NEWTON — There were two games last weekend of note to local soccer buffs. One attracted a paid crowd of 27,000 at BC Place and an international TV audience. The other pulled in less than 50 freebie fans and a lone newspaper journalist. Guess which was the more compelling game?
If you said the latter, you’d be right. Just two days before the Vancouver Whitecaps were unceremoniously bounced from the MLS playoffs, the latest battle for Surrey soccer supremacy unfolded at Newton Athletic Park.
And it was a helluva match.
Torrential downpour aside, Surrey Pegasus FC and Surrey United put on a fast and furious display that once again proved top-tier amateur clubs deliver a spectacle to rival their pro counterparts.
In the end, Pegasus prevailed 2-1. No surprise. This is a team that has apparently rediscovered the formula that repeatedly propelled them to and beyond the B.C. championships, last winning it in 2011. With nine games in the books, they’ve lost just two and sit third in the Vancouver Metro Soccer League’s Premier division standings.
New coach Paul Bahia (pictured at left, looking into camera) says Pegasus hasn’t looked this good since its 2011 run. And he should know. He played centre-back with the team for five years until breaking his leg this past off-season.
Bahia, who says his wobbly limb may heal completely by January and doesn’t rule out a return to the pitch in a playing-coach capacity, credits the Pegasus reputation.
“People want to play for us,” he says with a smile. “We’re a family.”
But he’s quick to point out that Pegasus is no country club.
“Adult players don’t want to be nit-picked, but they need to be coached. My philosophy is to have fast, sharp training sessions that emphasize fitness. I want good, exciting soccer, not the kick-and-run that some teams play.”
It’s no coincidence that Pegasus’ recent ascension also coincides with the return to form of one of its key players. When midfielder Chetan Jhooty drove home a penalty kick for the game’s first goal, he solidified his grasp on the league’s scoring race and continued what can only be described as a stunning turnaround.
“CJ,” you see, has had his share of issues. There’s that two-year suspension for “losing it on a ref.”
But CJ’s off-field troubles were deeper than that.
“I made some bad choices in life,” says the candid and talented midfielder. “Everyone knows that growing up in Surrey can be tough. I did a lot of things I wish I could change.”
For several years, CJ’s “choices” of late nights and partying would severely impact the progress of what Pegasus manager Jasmeet Jaswal calls “one of the best players Surrey has ever produced.” He was, by his own admission, “way out of shape” and nowhere near the player, or the person, he could be.
Last year, though, CJ made one of the most important decisions of his 27-year-old life: he flat-out quit drinking. And today, with a “shout-out to my girlfriend, my friends and my family for sticking with me,” both he and the team are reaping the rewards.
He likes sharing his story, too, so kids might see it and choose a different direction.

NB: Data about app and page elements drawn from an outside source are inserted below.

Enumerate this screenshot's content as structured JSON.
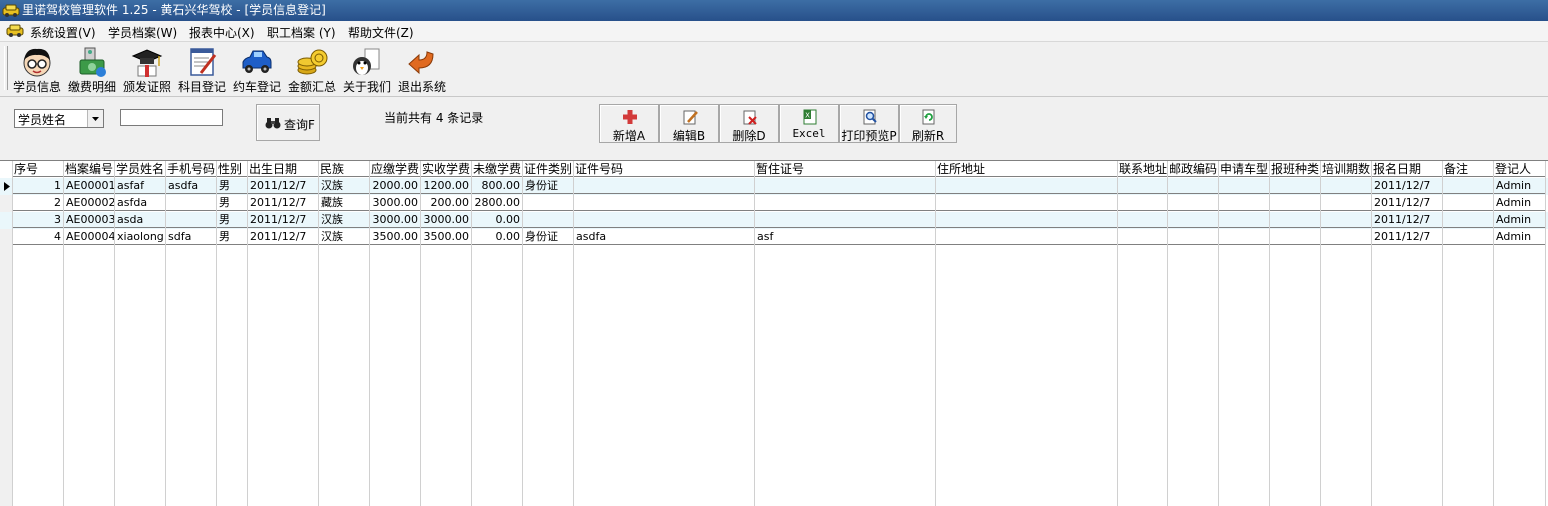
{
  "window": {
    "title": "里诺驾校管理软件 1.25 - 黄石兴华驾校 - [学员信息登记]"
  },
  "menu": [
    "系统设置(V)",
    "学员档案(W)",
    "报表中心(X)",
    "职工档案 (Y)",
    "帮助文件(Z)"
  ],
  "toolbar": [
    {
      "label": "学员信息",
      "icon": "student-face-icon"
    },
    {
      "label": "缴费明细",
      "icon": "payment-icon"
    },
    {
      "label": "颁发证照",
      "icon": "graduation-cap-icon"
    },
    {
      "label": "科目登记",
      "icon": "notepad-pen-icon"
    },
    {
      "label": "约车登记",
      "icon": "car-icon"
    },
    {
      "label": "金额汇总",
      "icon": "coins-icon"
    },
    {
      "label": "关于我们",
      "icon": "about-icon"
    },
    {
      "label": "退出系统",
      "icon": "exit-arrow-icon"
    }
  ],
  "search": {
    "field_selected": "学员姓名",
    "keyword_value": "",
    "query_label": "查询F",
    "record_text": "当前共有 4 条记录"
  },
  "actions": [
    {
      "label": "新增A",
      "icon": "add-icon"
    },
    {
      "label": "编辑B",
      "icon": "edit-icon"
    },
    {
      "label": "删除D",
      "icon": "delete-icon"
    },
    {
      "label": "Excel",
      "icon": "excel-icon"
    },
    {
      "label": "打印预览P",
      "icon": "print-preview-icon"
    },
    {
      "label": "刷新R",
      "icon": "refresh-icon"
    }
  ],
  "table": {
    "columns": [
      "序号",
      "档案编号",
      "学员姓名",
      "手机号码",
      "性别",
      "出生日期",
      "民族",
      "应缴学费",
      "实收学费",
      "未缴学费",
      "证件类别",
      "证件号码",
      "暂住证号",
      "住所地址",
      "联系地址",
      "邮政编码",
      "申请车型",
      "报班种类",
      "培训期数",
      "报名日期",
      "备注",
      "登记人"
    ],
    "rows": [
      [
        "1",
        "AE00001",
        "asfaf",
        "asdfa",
        "男",
        "2011/12/7",
        "汉族",
        "2000.00",
        "1200.00",
        "800.00",
        "身份证",
        "",
        "",
        "",
        "",
        "",
        "",
        "",
        "",
        "2011/12/7",
        "",
        "Admin"
      ],
      [
        "2",
        "AE00002",
        "asfda",
        "",
        "男",
        "2011/12/7",
        "藏族",
        "3000.00",
        "200.00",
        "2800.00",
        "",
        "",
        "",
        "",
        "",
        "",
        "",
        "",
        "",
        "2011/12/7",
        "",
        "Admin"
      ],
      [
        "3",
        "AE00003",
        "asda",
        "",
        "男",
        "2011/12/7",
        "汉族",
        "3000.00",
        "3000.00",
        "0.00",
        "",
        "",
        "",
        "",
        "",
        "",
        "",
        "",
        "",
        "2011/12/7",
        "",
        "Admin"
      ],
      [
        "4",
        "AE00004",
        "xiaolong",
        "sdfa",
        "男",
        "2011/12/7",
        "汉族",
        "3500.00",
        "3500.00",
        "0.00",
        "身份证",
        "asdfa",
        "asf",
        "",
        "",
        "",
        "",
        "",
        "",
        "2011/12/7",
        "",
        "Admin"
      ]
    ]
  },
  "colors": {
    "titlebar": "#27508a",
    "row_alt": "#eaf7fb",
    "add_icon": "#d23a3a",
    "exit_icon": "#e06a20"
  }
}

“You want to enjoy life, but trust me, there’s more to it than being an idiot.”
Pegasus FC travels to Richmond this coming weekend then returns home for another Friday-night game, this time versus Burnaby on Nov. 20 at Newton Athletic Park.